Poe is now recognised as an artist far ahead of his time, particularly for the charged psychological facets of his work, which seemed to foretell psychoanalysis, pre-dating Freud by more than half a century. His famous detective, Dupin, became the blueprint for many future detectives, including Sherlock Holmes, Poirot and Miss Marple, and he is also a pioneer of what we now know as science fiction, influencing such writers as Jules Verne and H. G. Wells.
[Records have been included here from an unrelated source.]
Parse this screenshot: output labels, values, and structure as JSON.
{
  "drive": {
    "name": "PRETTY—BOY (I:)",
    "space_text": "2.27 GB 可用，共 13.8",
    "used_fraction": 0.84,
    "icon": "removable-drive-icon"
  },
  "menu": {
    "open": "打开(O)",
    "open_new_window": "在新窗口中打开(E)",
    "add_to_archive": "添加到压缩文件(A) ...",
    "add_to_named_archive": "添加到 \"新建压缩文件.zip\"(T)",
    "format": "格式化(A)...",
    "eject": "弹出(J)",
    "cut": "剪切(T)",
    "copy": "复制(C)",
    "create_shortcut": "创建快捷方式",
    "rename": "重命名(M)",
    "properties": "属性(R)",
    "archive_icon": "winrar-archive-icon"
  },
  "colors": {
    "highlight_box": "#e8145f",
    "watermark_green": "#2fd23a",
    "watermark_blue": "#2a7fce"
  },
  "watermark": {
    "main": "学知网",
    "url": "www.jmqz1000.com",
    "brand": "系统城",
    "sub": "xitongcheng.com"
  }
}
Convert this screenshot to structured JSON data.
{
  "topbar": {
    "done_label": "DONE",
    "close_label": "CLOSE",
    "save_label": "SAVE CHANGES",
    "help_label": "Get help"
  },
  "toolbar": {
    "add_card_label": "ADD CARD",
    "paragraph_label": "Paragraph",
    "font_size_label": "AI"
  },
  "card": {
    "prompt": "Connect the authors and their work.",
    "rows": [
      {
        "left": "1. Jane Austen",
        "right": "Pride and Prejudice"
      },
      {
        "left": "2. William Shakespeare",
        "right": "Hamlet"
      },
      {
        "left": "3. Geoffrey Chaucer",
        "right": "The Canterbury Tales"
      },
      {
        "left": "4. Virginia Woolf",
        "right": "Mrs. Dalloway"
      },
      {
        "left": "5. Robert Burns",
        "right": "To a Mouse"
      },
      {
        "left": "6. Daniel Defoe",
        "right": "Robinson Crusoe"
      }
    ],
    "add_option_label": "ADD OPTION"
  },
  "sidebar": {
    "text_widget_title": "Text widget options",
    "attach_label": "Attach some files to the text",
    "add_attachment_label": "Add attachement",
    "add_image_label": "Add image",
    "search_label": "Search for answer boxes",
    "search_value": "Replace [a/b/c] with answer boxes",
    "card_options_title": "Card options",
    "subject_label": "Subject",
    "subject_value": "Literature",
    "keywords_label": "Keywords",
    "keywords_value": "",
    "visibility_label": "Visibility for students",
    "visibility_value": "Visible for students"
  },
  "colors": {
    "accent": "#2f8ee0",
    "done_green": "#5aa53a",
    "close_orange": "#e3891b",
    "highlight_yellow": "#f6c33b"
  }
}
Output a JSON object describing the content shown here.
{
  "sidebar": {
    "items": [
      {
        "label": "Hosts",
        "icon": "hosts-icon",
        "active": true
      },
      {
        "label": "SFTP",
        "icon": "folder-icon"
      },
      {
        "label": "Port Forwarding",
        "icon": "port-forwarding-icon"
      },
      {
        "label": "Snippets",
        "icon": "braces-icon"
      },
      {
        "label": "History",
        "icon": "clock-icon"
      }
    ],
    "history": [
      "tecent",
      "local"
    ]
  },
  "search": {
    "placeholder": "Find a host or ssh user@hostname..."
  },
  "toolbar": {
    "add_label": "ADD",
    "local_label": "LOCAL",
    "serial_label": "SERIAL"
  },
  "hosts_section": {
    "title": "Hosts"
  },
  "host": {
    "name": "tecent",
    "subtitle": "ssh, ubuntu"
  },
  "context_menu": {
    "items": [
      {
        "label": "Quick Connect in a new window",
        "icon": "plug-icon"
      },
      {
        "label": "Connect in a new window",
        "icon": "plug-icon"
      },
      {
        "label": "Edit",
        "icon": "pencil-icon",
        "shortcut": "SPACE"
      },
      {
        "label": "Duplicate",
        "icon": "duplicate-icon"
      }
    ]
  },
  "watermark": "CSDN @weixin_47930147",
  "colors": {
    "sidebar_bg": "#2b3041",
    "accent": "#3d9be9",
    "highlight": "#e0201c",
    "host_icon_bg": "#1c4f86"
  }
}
However, Miller felt that Poe had become synonymous with whatever is merely gothic or dark, a misconception that he wanted to address by curating this exhibition. ‘There’s a real distinction here’, says Miller. ‘It was really telling when we’d approach people and they’d say, “Oh yeah, I’ve got this painting which is nearly all black!” That was really disappointing.’ Miller sought to address this glib association by selecting a dozen of Poe’s stories that seemed to lend themselves most to a more contemporary interpretation. Wherever he noticed a connection to an artist’s existing work, life or practice, he approached them to read the stories and asked them to respond in any manner they saw fit and to interpret the story with a new work.

This exhibition has got me thinking, and I love the new labyrinth rooms in the town hall.